Don quotes twice from William Shakespeare when he is in Nat's bar. The first quote "Purple the sails, and so perfumed . . . " is from "Antony and Cleopatra": Act II, Scene 2. The second "Yea, all which it shall inherit . . . " is from "The Tempest", Act IV, Scene 1.
Some temperance organizations incorrectly accused the film of promoting or publicizing drinking. The Ohio temperance board objected to a line in the script attributed to the sadistic orderly, Bim. He says, "Prohibition--that is what started most of these guys off." Bim also makes a slam against "narrow-minded, small-town teetotalers." Paramount refused to remove the line, but Ohio won in the end. Paramount was also warned that the delicate sensibilities of the British might be offended by the film. The studio nixed any potential trouble by adding a subtitle for the British release, "The Lost Weekend: Diary of a Dipsomaniac", and producing a special trailer alerting Britons of the film's harsh subject matter. The disclaimer read: "Ladies and gentlemen, as this is a most unusual subject for screen presentation, we have been requested to warn you of the grim and realistic sequences contained in this unique diary carrying such a powerful moral."
Paramount was very nervous about releasing a film with such an adult theme and very nearly buried it when it didn't do too well with preview audiences. Ultimately, of course, it went on to become a major hit and Academy Award winner.
One of the more elaborate location shots in New York City was ruined when a girl suddenly ran into view, wanting Ray Milland's autograph.
Film debut of Doris Dowling. NOTE: It was also the beginning of her affair with Billy Wilder.

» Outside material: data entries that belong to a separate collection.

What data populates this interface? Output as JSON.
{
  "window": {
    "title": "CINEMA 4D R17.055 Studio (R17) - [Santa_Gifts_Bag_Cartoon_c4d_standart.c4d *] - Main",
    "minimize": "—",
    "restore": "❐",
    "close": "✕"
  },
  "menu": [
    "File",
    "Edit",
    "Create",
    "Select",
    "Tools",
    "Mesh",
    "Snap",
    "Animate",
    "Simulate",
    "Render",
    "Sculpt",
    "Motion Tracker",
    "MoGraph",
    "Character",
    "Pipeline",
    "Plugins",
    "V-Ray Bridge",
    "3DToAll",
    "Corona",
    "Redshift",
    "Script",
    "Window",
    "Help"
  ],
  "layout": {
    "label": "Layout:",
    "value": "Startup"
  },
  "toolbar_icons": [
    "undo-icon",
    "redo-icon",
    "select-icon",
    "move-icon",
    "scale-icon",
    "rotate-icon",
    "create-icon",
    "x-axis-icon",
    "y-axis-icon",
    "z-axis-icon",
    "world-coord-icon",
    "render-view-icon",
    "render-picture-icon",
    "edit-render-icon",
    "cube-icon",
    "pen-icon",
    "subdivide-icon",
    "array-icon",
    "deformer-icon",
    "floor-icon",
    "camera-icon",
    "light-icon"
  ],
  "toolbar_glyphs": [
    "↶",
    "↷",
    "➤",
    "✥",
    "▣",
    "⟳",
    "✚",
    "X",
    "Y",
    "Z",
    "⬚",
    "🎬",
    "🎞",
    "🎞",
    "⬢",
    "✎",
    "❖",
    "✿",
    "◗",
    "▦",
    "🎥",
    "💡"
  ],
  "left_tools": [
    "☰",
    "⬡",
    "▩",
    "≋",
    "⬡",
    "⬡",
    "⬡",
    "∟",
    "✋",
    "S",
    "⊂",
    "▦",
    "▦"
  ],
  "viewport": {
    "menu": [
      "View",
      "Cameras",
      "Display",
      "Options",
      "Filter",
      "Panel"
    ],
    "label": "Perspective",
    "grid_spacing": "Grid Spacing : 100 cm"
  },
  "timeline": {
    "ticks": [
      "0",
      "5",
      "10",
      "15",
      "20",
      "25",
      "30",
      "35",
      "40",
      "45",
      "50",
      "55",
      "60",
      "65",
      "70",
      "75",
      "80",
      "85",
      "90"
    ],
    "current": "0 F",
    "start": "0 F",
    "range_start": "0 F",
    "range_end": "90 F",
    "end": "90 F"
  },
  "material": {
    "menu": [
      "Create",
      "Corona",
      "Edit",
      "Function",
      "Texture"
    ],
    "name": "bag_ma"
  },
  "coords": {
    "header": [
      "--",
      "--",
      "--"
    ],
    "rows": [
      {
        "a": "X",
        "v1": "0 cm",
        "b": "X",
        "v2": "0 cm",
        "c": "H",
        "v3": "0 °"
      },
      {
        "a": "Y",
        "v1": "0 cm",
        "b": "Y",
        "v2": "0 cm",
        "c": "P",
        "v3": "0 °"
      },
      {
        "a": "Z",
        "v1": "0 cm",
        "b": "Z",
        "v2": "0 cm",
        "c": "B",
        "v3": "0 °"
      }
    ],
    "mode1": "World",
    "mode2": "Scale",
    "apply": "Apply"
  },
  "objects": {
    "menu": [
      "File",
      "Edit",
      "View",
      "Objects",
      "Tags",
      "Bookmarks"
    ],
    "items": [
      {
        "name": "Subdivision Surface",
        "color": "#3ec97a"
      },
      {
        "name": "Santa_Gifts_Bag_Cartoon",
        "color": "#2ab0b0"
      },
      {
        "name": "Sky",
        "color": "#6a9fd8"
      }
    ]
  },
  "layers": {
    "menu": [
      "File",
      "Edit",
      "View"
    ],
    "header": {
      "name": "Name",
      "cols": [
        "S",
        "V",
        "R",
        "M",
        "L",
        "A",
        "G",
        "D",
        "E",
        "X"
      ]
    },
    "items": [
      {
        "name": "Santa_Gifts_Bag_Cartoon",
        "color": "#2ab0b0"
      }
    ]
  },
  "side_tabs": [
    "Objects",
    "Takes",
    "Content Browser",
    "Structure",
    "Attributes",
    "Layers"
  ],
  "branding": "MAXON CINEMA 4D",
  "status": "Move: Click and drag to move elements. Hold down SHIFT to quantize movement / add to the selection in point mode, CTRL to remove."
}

Katharine Hepburn was offered the role of Helen St. James. She was interested, but had to turn it down in order to star in Without Love (1945).
Ray Milland had some very real doubts about taking on the part as he was unsure whether he and indeed director Billy Wilder could pull it off.

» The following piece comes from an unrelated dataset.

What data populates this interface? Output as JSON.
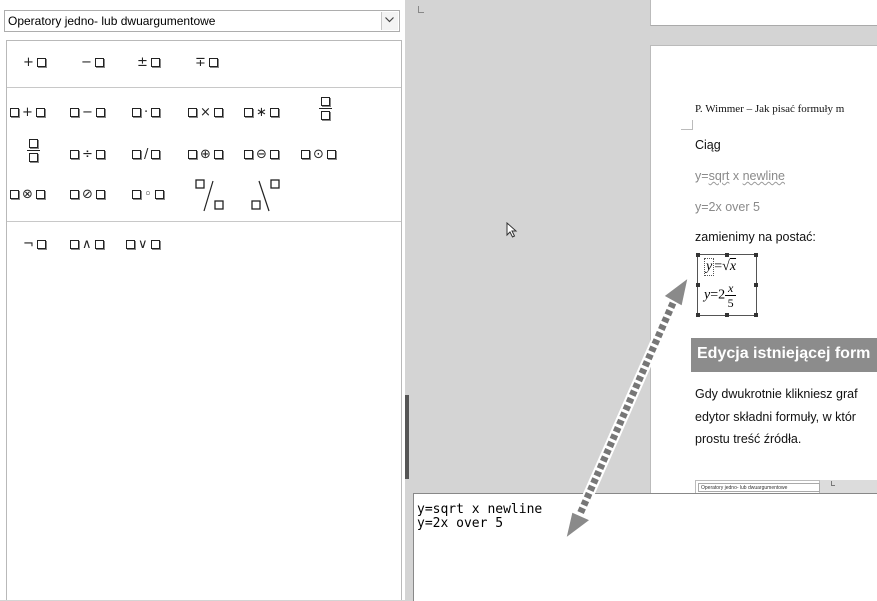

Jack L. Warner was glad to loan Jane Wyman to Paramount for what he called "that drunk film."
In his video essay introducing the film for the Masters of Cinema edition on disc, Alex Cox expresses surprise that this film, made in 1945, makes no mention of the war. This is because the film takes place in either 1937 or 1938; we know this because Don tells Nat the bartender that he met Helen at the opera "three years ago", and the poster in front of the opera house in the subsequent flashback to that meeting is clearly marked "Grand Opera Season 1934-1935".
Billy Wilder quipped, "If To Have and Have Not (1944) established Lauren Bacall as The Look, then 'The Lost Weekend' certainly should bring Mr. Milland renown as 'The Kidney'."
"The Screen Guild Theater" broadcast a 30-minute radio adaptation of the movie on January 7, 1946, with Ray Milland, Jane Wyman and Frank Faylen reprising their film roles.
Included among the "1001 Movies You Must See Before You Die", edited by Steven Schneider.
One of over 700 Paramount productions, filmed between 1929-49, that were sold to MCA/Universal in 1958 for television distribution, and have been owned and controlled by Universal ever since. It was first released on DVD 6 February 2001, and, since that time, has enjoyed occasional showings on cable TV on Turner Classic Movies.
Warren Zevon referenced the typewriter scene in his song "Carmelita": "Well, I pawned my Smith-Corona/And I went to meet my man He hangs out down on Alvarado Street/By the Pioneer Chicken stand." However, the song is about heroin, not alcohol.
Ray Milland's Oscar winning performance in this film is his only Academy Award nomination.
One of two films starring Ray Milland that deals with alcoholism and co-stars a wife of Ronald Reagan. This one features his first wife, Jane Wyman, and the other--Night Into Morning (1951)--features his second wife, Nancy Davis.
Included among the American Film Institute's 1998 list of the 400 movies nominated for the Top 100 Greatest American Movies.
The very near-sighted Phillip Terry wears his own glasses with prescription lenses in this film.